Out of the records below, copy all lines in which the word "price" occurs.

+++ Extracted data +++

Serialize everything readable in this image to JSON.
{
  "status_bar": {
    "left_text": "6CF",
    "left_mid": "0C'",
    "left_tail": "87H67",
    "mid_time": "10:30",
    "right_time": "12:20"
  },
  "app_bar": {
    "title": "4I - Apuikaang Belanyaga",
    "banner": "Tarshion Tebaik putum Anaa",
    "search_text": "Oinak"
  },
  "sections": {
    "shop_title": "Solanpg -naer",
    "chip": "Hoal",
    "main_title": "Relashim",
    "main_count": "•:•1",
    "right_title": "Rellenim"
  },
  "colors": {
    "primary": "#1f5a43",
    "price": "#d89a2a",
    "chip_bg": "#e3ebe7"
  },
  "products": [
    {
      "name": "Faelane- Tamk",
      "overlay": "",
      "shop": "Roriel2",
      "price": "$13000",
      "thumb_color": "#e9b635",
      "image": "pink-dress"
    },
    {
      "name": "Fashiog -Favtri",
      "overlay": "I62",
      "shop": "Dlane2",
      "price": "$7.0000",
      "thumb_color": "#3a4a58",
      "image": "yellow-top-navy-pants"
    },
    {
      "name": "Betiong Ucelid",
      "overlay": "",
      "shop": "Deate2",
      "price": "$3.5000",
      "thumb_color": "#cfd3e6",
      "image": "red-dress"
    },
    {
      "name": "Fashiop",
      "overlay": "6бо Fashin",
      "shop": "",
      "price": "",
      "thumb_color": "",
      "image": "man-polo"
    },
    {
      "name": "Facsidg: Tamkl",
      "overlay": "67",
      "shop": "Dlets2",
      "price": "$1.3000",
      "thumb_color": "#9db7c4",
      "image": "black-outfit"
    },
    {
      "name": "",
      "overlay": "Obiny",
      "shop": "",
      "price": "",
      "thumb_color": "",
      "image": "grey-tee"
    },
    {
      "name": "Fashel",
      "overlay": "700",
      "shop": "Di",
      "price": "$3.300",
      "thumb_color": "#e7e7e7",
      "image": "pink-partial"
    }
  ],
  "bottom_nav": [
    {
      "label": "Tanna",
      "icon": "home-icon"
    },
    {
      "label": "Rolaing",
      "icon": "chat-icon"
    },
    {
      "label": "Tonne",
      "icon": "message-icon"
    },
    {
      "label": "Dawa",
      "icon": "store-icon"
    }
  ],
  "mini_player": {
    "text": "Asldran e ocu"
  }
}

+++

**Exercise result**
    "price": "#d89a2a",
      "price": "$13000",
      "price": "$7.0000",
      "price": "$3.5000",
      "price": "",
      "price": "$1.3000",
      "price": "",
      "price": "$3.300",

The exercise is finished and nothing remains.